**Exercise brief**
Across these entries, count the lines holding the string "heading"; the number is the whole answer.

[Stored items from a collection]

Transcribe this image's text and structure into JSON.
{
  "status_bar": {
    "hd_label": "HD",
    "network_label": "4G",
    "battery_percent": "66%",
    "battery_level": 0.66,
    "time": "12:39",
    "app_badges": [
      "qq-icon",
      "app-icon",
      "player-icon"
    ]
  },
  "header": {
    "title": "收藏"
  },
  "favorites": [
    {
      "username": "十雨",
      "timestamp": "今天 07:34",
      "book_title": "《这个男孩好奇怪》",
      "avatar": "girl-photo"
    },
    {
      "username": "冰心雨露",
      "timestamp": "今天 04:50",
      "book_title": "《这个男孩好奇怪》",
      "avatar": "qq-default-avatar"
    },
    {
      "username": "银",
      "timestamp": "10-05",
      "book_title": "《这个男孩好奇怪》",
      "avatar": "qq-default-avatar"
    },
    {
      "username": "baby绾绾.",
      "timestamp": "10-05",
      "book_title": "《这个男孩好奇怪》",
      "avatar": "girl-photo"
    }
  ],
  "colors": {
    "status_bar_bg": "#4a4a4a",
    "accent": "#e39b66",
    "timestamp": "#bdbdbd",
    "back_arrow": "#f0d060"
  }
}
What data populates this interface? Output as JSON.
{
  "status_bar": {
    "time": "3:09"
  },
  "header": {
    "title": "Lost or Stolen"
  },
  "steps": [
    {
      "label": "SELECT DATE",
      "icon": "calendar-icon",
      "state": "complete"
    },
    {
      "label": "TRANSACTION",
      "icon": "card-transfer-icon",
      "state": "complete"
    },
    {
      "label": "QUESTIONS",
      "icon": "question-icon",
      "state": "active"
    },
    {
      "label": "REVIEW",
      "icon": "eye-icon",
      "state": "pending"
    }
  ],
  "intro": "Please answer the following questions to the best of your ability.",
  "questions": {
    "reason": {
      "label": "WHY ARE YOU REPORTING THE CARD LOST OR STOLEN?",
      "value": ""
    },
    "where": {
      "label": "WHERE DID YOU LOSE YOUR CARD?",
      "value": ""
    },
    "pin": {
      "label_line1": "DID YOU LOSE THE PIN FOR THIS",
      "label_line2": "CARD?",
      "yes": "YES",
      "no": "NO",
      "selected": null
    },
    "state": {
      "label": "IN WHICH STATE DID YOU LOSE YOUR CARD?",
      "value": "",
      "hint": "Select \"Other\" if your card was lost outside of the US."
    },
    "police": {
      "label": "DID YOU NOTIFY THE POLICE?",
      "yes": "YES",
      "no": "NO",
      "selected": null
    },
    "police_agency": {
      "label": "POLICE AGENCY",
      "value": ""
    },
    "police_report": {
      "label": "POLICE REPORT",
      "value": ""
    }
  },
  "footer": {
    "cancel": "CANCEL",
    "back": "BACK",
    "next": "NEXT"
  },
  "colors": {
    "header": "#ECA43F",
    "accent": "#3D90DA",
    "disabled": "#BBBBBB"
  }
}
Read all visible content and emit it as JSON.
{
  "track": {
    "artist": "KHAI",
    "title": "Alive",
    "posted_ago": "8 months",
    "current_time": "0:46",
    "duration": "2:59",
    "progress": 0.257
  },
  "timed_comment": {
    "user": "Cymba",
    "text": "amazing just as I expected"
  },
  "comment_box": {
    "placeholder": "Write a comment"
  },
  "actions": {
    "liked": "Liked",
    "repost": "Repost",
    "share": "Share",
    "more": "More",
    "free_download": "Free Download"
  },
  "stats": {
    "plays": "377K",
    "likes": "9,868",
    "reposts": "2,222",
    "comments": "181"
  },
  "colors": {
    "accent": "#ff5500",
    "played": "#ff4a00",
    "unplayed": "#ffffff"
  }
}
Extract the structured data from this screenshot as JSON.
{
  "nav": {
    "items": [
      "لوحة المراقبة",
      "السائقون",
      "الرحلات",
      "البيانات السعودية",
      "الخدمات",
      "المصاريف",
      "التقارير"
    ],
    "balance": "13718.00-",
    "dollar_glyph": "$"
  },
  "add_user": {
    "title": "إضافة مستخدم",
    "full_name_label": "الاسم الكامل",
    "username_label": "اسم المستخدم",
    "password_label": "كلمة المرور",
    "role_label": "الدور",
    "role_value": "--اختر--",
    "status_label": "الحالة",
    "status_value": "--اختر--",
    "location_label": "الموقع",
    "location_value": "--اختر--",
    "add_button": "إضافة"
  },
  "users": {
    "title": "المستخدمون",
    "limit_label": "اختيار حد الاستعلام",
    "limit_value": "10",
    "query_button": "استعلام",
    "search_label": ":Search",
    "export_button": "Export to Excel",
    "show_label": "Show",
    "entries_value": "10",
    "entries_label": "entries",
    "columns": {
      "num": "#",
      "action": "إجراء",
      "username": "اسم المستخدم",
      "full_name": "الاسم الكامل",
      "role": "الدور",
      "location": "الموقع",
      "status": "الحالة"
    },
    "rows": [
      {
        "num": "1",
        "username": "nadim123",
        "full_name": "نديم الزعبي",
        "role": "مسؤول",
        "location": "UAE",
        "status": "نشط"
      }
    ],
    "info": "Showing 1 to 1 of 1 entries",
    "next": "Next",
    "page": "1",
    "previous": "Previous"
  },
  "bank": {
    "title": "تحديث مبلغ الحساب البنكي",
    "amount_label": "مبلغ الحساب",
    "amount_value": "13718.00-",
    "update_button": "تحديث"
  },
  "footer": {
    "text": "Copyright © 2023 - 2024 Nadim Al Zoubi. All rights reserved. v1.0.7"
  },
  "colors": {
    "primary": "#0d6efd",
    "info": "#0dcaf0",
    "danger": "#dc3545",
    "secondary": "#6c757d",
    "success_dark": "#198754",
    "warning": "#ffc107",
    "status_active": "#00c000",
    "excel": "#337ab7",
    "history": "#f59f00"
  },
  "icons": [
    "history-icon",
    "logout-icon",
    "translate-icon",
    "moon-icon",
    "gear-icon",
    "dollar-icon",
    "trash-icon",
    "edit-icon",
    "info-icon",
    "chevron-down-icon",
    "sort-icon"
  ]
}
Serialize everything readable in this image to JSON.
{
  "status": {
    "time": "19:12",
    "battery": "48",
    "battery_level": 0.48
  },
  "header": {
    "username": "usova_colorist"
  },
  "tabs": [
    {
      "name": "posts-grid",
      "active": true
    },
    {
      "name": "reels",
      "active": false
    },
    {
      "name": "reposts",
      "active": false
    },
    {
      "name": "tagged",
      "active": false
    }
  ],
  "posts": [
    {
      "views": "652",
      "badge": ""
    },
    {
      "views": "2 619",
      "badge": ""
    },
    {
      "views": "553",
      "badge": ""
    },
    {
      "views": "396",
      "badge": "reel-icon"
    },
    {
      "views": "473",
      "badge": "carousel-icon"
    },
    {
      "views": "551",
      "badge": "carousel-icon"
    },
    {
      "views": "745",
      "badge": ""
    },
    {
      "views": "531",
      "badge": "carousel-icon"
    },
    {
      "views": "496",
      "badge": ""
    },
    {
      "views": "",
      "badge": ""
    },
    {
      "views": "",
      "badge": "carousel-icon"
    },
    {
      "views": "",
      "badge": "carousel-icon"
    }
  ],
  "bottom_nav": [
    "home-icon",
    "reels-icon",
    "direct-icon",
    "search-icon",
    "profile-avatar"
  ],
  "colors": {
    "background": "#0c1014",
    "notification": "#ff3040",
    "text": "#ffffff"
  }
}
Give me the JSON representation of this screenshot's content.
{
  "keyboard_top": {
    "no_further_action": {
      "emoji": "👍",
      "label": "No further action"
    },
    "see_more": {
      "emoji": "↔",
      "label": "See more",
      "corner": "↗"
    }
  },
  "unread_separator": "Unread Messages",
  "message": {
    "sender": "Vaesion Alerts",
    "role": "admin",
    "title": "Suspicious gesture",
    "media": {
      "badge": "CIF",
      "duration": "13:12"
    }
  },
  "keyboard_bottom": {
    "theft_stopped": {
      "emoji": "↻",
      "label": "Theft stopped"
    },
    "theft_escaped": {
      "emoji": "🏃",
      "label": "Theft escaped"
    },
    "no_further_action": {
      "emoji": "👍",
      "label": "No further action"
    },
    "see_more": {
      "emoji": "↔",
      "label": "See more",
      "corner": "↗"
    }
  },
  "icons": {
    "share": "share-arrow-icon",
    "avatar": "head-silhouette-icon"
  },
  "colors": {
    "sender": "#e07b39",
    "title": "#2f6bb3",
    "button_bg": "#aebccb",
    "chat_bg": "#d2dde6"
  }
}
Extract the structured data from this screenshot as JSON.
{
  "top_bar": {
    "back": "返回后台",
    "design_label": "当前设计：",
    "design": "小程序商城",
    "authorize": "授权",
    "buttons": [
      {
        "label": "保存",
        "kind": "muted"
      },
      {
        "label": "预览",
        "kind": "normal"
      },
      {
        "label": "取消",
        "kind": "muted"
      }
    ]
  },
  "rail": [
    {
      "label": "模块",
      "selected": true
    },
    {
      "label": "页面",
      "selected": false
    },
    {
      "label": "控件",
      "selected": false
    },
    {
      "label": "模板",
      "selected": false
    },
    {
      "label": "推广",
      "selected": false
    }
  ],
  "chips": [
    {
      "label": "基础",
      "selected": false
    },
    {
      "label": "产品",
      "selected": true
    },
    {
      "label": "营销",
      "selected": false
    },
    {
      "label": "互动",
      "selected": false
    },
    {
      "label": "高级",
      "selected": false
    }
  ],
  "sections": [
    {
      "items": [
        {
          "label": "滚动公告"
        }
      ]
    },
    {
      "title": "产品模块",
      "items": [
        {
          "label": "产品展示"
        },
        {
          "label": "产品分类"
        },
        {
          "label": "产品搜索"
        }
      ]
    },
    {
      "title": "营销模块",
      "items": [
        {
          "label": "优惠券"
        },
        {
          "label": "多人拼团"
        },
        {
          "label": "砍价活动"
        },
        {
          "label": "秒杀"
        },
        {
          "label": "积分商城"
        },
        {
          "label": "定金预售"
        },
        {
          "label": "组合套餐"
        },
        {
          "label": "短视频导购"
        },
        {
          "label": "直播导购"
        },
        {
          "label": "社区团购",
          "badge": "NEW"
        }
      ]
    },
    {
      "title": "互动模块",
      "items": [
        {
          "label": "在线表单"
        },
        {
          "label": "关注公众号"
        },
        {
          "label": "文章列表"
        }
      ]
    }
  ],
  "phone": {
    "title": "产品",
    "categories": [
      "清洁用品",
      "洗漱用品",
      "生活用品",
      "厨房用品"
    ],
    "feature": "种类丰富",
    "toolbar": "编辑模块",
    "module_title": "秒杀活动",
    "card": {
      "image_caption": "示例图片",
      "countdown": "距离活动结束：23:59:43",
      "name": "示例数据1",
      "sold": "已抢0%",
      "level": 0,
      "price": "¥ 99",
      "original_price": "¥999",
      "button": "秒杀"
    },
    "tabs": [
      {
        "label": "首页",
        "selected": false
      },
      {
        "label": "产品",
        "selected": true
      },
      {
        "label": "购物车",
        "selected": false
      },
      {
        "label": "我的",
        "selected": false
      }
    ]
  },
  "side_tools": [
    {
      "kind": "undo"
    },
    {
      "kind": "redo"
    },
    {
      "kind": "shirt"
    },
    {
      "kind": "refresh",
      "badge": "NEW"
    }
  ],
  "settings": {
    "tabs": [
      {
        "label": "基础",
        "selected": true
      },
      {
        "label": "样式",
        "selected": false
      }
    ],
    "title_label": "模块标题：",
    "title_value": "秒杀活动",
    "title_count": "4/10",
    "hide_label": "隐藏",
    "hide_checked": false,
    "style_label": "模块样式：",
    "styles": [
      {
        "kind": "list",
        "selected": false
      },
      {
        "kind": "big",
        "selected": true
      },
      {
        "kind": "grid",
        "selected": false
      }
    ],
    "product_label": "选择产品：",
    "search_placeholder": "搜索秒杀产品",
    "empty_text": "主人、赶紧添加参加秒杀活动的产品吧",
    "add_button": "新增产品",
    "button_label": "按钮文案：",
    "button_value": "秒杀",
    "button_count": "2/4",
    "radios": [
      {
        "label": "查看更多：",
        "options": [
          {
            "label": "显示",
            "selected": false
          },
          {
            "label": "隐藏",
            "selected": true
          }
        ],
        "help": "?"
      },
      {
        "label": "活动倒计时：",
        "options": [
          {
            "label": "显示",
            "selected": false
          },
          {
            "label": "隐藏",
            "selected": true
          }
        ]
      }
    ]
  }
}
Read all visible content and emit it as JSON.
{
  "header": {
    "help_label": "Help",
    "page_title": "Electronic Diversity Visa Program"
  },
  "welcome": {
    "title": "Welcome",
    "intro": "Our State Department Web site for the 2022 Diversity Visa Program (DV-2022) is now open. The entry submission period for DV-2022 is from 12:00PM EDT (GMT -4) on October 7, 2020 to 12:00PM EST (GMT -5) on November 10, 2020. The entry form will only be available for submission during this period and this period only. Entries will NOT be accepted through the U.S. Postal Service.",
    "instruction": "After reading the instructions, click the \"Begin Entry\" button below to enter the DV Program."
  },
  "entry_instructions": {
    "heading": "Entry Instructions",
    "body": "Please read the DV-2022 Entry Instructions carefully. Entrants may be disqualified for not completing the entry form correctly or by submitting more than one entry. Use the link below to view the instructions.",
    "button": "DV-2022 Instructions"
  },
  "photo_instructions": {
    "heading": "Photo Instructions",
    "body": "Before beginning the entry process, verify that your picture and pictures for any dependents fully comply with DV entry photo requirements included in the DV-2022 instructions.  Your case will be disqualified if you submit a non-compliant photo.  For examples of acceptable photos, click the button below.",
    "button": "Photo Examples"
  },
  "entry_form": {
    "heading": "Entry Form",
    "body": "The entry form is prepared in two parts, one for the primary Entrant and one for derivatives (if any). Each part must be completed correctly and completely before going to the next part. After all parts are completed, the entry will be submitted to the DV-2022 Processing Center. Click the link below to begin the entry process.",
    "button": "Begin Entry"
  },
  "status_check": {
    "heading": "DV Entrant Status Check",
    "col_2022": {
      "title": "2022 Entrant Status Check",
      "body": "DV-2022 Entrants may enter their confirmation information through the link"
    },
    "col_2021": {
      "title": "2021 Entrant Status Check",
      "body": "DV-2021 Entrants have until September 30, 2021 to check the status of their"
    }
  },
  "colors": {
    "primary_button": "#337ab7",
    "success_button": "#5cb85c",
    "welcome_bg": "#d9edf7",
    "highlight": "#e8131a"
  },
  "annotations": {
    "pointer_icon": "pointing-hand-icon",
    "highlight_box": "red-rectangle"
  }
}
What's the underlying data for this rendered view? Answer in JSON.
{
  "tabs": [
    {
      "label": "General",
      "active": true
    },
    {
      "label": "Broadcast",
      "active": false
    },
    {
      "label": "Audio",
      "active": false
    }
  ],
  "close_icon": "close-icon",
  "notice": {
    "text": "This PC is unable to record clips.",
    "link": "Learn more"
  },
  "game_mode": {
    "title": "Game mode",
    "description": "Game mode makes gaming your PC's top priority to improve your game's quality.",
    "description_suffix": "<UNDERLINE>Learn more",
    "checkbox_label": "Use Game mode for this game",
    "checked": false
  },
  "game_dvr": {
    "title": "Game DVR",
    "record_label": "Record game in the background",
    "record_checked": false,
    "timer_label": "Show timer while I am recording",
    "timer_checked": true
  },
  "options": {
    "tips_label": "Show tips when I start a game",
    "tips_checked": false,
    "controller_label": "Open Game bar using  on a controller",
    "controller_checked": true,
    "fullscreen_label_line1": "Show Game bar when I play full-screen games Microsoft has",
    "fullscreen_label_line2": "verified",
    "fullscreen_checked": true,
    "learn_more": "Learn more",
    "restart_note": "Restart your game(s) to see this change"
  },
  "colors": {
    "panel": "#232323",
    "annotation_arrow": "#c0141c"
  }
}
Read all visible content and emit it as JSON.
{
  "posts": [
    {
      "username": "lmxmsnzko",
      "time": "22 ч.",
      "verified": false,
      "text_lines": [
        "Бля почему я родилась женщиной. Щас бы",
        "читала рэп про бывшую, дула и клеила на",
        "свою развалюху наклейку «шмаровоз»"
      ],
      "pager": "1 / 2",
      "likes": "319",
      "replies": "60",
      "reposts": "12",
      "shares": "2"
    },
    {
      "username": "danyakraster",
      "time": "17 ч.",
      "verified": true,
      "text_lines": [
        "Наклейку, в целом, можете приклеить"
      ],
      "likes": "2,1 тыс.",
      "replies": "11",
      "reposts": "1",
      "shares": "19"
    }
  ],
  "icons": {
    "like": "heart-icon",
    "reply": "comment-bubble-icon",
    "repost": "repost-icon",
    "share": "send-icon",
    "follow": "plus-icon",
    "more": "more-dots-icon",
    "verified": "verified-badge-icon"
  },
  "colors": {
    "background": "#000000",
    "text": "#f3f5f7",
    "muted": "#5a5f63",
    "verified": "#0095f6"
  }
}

**Exercise result**
4